To become a social worker you need to do one of the following:
- take a degree in social work
- take a degree in a different subject, then do a postgraduate degree in social work
- take a degree in a different subject, then apply to the Frontline graduate programme – this involves taking a postgraduate diploma in social work while being employed in a social work role under supervision. The Frontline programme focuses specifically on work with children and families.
- Find out about different types of jobs and employers in social work.
- Find out how to get into social work.
How to become a nursery worker, teaching assistant or playworker, or get another non-teaching job in education and childcare
Want to help children learn and develop but not keen on going to university? There’s a good range of roles helping to educate and support children and young people that don’t require a degree. For example, you could work in a school as a teaching assistant, care for pre-school children as a nursery worker, or support and encourage children’s independent play as a playworker working for a childcare provider, local authority or charity.
‘Little things, such as spreading jam on toast, are major achievements’ – Noelia on her career as a senior autism practitioner
Noelia took a degree in engineering but decided she didn’t want to be an engineer. She’s now a senior autism practitioner at a residential school for young people with autism. To get a job in this area she comments: ‘You don’t currently need any previous qualifications; enthusiasm and a willingness to help others are more important. Soon, though, you will require an NVQ level 3.’
Noelia describes her job as follows: ‘I work with young people who suffer from severe autism and I help them to become more independent. I support them with their daily life, from preparing their breakfast to getting ready for school, and with their school achievements, for example helping them develop their maths, literacy and handwriting skills. We encourage them to be more active – the school has a swimming pool, swings, trampolines, a rock climbing wall and a gym – and we support them to go into the community by taking them out to a bowling alley, restaurant, museum or a lake, for example. We also help some of them develop in their careers by going out to their workplace with them and supporting them.
The children have really challenging behaviours. It can be difficult seeing how they harm themselves and also when you yourself are at risk. However, every day you get to see your students improve and progress. Even little things, such as being able to spread jam on toast, are major achievements.’
If you want to support children who are particularly in need of help, working for a children’s charity could suit you. In some roles you’ll work directly with children or young people – for example if you’re employed as a social worker, youth worker or playworker.

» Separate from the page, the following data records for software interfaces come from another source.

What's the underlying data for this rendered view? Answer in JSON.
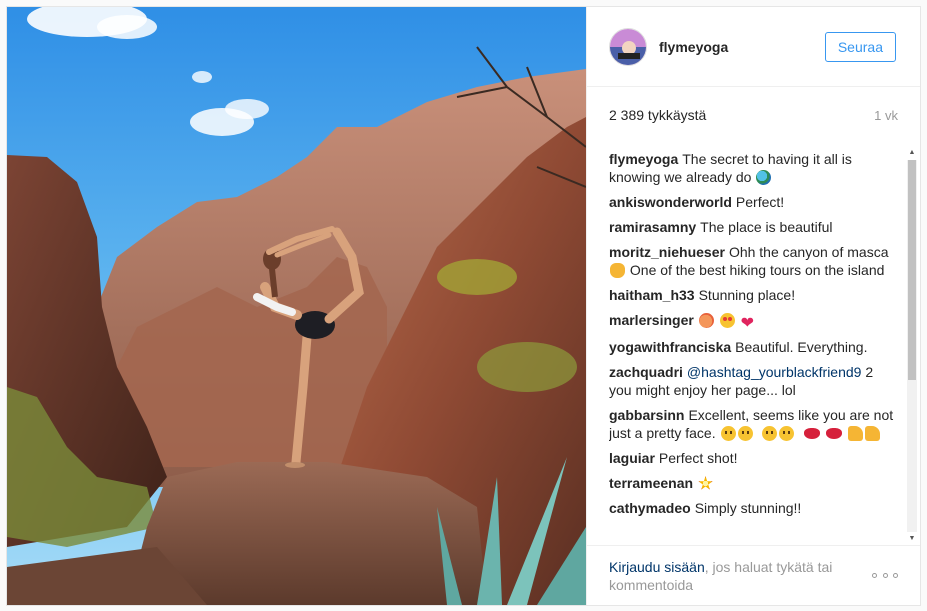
{
  "post": {
    "username": "flymeyoga",
    "follow_label": "Seuraa",
    "likes": "2 389 tykkäystä",
    "age": "1 vk"
  },
  "comments": [
    {
      "author": "flymeyoga",
      "text": "The secret to having it all is knowing we already do",
      "emoji": [
        "globe"
      ]
    },
    {
      "author": "ankiswonderworld",
      "text": "Perfect!"
    },
    {
      "author": "ramirasamny",
      "text": "The place is beautiful"
    },
    {
      "author": "moritz_niehueser",
      "text_before": "Ohh the canyon of masca",
      "text_after": " One of the best hiking tours on the island",
      "emoji_mid": "hand"
    },
    {
      "author": "haitham_h33",
      "text": "Stunning place!"
    },
    {
      "author": "marlersinger",
      "text": "",
      "emoji": [
        "peach",
        "heart-eyes",
        "heart"
      ]
    },
    {
      "author": "yogawithfranciska",
      "text": "Beautiful. Everything."
    },
    {
      "author": "zachquadri",
      "mention": "@hashtag_yourblackfriend9",
      "text": "2 you might enjoy her page... lol"
    },
    {
      "author": "gabbarsinn",
      "text": "Excellent, seems like you are not just a pretty face."
    },
    {
      "author": "laguiar",
      "text": "Perfect shot!"
    },
    {
      "author": "terrameenan",
      "text": "",
      "emoji": [
        "sparkle"
      ]
    },
    {
      "author": "cathymadeo",
      "text": "Simply stunning!!"
    }
  ],
  "footer": {
    "login_link": "Kirjaudu sisään",
    "login_text": ", jos haluat tykätä tai kommentoida"
  },
  "colors": {
    "accent": "#3897f0",
    "link": "#003569",
    "muted": "#999999"
  }
}
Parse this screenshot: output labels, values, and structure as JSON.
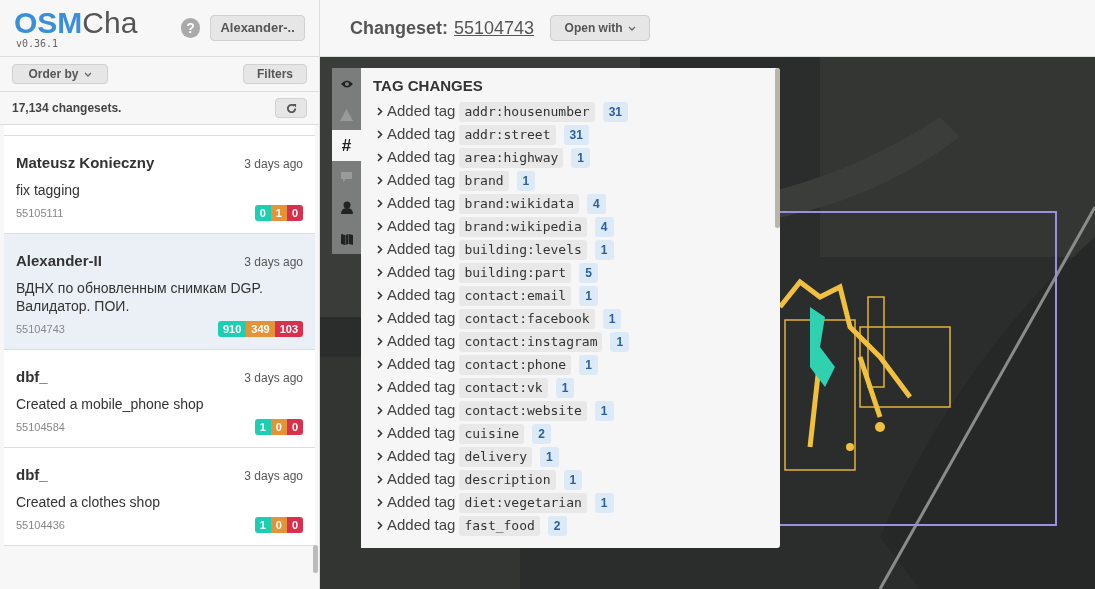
{
  "logo": {
    "bold": "OSM",
    "light": "Cha",
    "version": "v0.36.1"
  },
  "header": {
    "help": "?",
    "user": "Alexander-..",
    "title_label": "Changeset:",
    "changeset_id": "55104743",
    "open_with": "Open with"
  },
  "toolbar": {
    "order_by": "Order by",
    "filters": "Filters",
    "count": "17,134 changesets."
  },
  "changesets": [
    {
      "user": "Mateusz Konieczny",
      "time": "3 days ago",
      "comment": "fix tagging",
      "id": "55105111",
      "create": "0",
      "modify": "1",
      "delete": "0",
      "selected": false
    },
    {
      "user": "Alexander-II",
      "time": "3 days ago",
      "comment": "ВДНХ по обновленным снимкам DGP. Валидатор. ПОИ.",
      "id": "55104743",
      "create": "910",
      "modify": "349",
      "delete": "103",
      "selected": true
    },
    {
      "user": "dbf_",
      "time": "3 days ago",
      "comment": "Created a mobile_phone shop",
      "id": "55104584",
      "create": "1",
      "modify": "0",
      "delete": "0",
      "selected": false
    },
    {
      "user": "dbf_",
      "time": "3 days ago",
      "comment": "Created a clothes shop",
      "id": "55104436",
      "create": "1",
      "modify": "0",
      "delete": "0",
      "selected": false
    }
  ],
  "panel_tabs": [
    {
      "kind": "eye",
      "selected": false
    },
    {
      "kind": "warning",
      "selected": false
    },
    {
      "kind": "hash",
      "label": "#",
      "selected": true
    },
    {
      "kind": "comment",
      "selected": false
    },
    {
      "kind": "user",
      "selected": false
    },
    {
      "kind": "map",
      "selected": false
    }
  ],
  "tag_changes": {
    "title": "TAG CHANGES",
    "rows": [
      {
        "action": "Added tag",
        "tag": "addr:housenumber",
        "count": "31"
      },
      {
        "action": "Added tag",
        "tag": "addr:street",
        "count": "31"
      },
      {
        "action": "Added tag",
        "tag": "area:highway",
        "count": "1"
      },
      {
        "action": "Added tag",
        "tag": "brand",
        "count": "1"
      },
      {
        "action": "Added tag",
        "tag": "brand:wikidata",
        "count": "4"
      },
      {
        "action": "Added tag",
        "tag": "brand:wikipedia",
        "count": "4"
      },
      {
        "action": "Added tag",
        "tag": "building:levels",
        "count": "1"
      },
      {
        "action": "Added tag",
        "tag": "building:part",
        "count": "5"
      },
      {
        "action": "Added tag",
        "tag": "contact:email",
        "count": "1"
      },
      {
        "action": "Added tag",
        "tag": "contact:facebook",
        "count": "1"
      },
      {
        "action": "Added tag",
        "tag": "contact:instagram",
        "count": "1"
      },
      {
        "action": "Added tag",
        "tag": "contact:phone",
        "count": "1"
      },
      {
        "action": "Added tag",
        "tag": "contact:vk",
        "count": "1"
      },
      {
        "action": "Added tag",
        "tag": "contact:website",
        "count": "1"
      },
      {
        "action": "Added tag",
        "tag": "cuisine",
        "count": "2"
      },
      {
        "action": "Added tag",
        "tag": "delivery",
        "count": "1"
      },
      {
        "action": "Added tag",
        "tag": "description",
        "count": "1"
      },
      {
        "action": "Added tag",
        "tag": "diet:vegetarian",
        "count": "1"
      },
      {
        "action": "Added tag",
        "tag": "fast_food",
        "count": "2"
      }
    ]
  }
}
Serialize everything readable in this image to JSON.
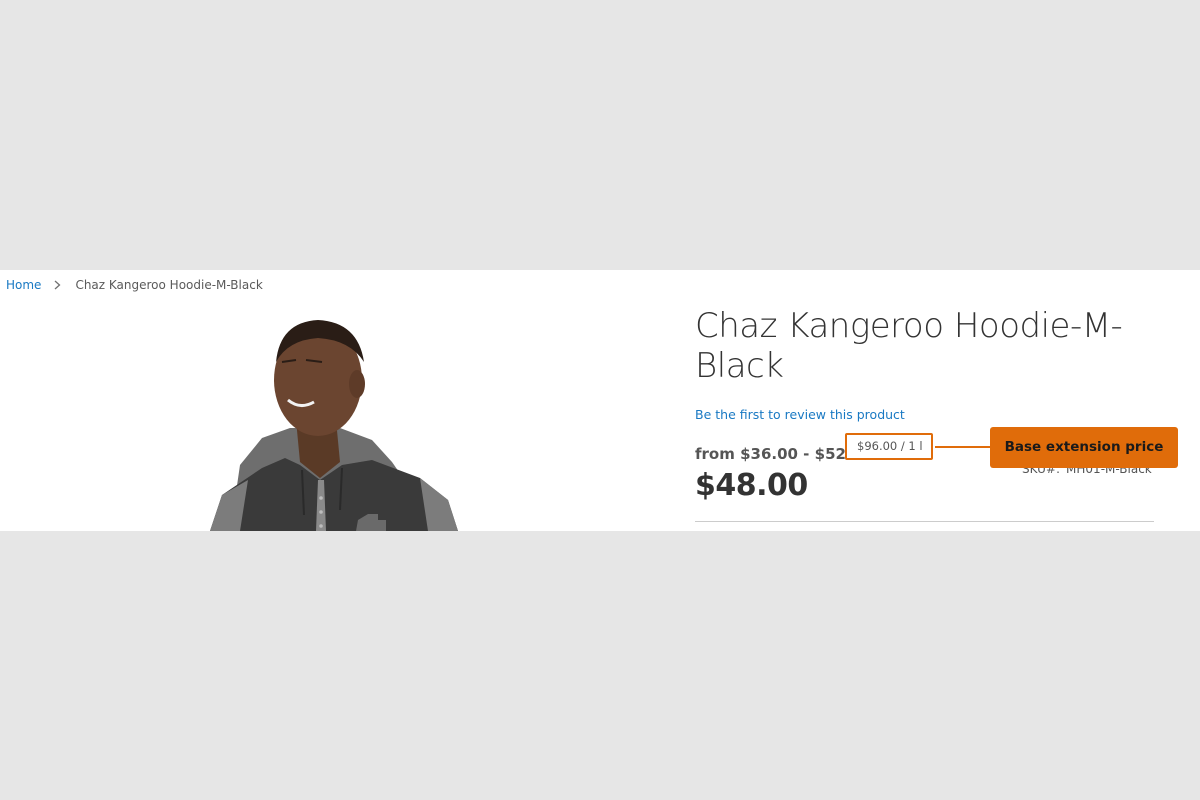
{
  "breadcrumb": {
    "home": "Home",
    "current": "Chaz Kangeroo Hoodie-M-Black"
  },
  "product": {
    "title": "Chaz Kangeroo Hoodie-M-Black",
    "review_link": "Be the first to review this product",
    "price_range": "from $36.00 - $52.00",
    "price": "$48.00",
    "sku_label": "SKU#:",
    "sku_value": "MH01-M-Black",
    "image_icon": "hoodie-model-photo"
  },
  "annotation": {
    "extension_price": "$96.00 / 1 l",
    "label": "Base extension price"
  },
  "colors": {
    "accent": "#e06c0a",
    "link": "#1979c3",
    "background": "#e6e6e6"
  }
}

In others you won’t interact regularly with children but will still play an important part in making their lives better – for example you might help the charity to raise money, influence government policy, change public opinion or keep its day-to-day operations running smoothly.
- Find out more about types of jobs and employers in the charity sector.
- Find out how to get into a career in charity work.
Solicitors and barristers are both types of lawyer – typically barristers represent clients in court and solicitors are mainly office-based. They can specialise in lots of different areas of law, one of which is child protection. This involves providing advice and representing clients in legal cases concerning children's welfare – for example, if a social worker doesn't feel that it's safe for a child to live with his or her parents anymore. You won't always get to meet the children involved, but this is an excellent career if you want to help them.
At the moment to become a solicitor or barrister you’ll need to take either a law degree or degree in any subject followed by a law conversion course, then decide whether to become a solicitor or barrister and take a relevant training course. You’ll then need to apply to work for organisations that specialise in child protection law.